TASK TO COMPLETE:
Filter task. Return each line of the material that holds the string "ruby".
• • • •
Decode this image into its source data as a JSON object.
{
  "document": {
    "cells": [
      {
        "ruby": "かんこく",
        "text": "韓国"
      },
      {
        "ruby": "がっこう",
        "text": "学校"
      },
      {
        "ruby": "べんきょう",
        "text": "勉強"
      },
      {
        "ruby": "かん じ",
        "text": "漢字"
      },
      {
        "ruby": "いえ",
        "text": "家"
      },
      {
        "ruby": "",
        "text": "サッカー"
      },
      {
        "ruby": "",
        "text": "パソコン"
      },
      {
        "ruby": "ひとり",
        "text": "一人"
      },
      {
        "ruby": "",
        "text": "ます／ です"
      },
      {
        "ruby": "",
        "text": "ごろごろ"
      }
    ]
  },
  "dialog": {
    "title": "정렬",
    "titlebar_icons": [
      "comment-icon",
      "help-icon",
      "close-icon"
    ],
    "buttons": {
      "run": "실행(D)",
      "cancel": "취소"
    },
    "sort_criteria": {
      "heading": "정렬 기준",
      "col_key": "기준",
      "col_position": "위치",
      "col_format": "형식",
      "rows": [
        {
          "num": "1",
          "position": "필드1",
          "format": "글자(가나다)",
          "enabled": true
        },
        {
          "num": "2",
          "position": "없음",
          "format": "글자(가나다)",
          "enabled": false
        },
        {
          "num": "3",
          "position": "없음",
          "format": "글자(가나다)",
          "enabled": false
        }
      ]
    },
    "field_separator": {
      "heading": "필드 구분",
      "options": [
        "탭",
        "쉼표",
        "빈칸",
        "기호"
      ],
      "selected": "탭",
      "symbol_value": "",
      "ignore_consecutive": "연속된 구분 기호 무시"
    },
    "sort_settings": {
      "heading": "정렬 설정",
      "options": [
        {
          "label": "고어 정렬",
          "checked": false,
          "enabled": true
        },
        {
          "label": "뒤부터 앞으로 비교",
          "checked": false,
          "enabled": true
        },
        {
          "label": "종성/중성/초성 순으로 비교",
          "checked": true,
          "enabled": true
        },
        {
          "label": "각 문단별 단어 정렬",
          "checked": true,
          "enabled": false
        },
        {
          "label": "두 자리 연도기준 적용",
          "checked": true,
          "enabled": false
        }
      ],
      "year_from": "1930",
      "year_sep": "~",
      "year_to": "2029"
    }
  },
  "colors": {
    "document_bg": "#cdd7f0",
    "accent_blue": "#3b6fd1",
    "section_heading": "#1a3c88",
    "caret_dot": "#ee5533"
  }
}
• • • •
SOLUTION TO THIS PROBLEM:
        "ruby": "かんこく",
        "ruby": "がっこう",
        "ruby": "べんきょう",
        "ruby": "かん じ",
        "ruby": "いえ",
        "ruby": "",
        "ruby": "",
        "ruby": "ひとり",
        "ruby": "",
        "ruby": "",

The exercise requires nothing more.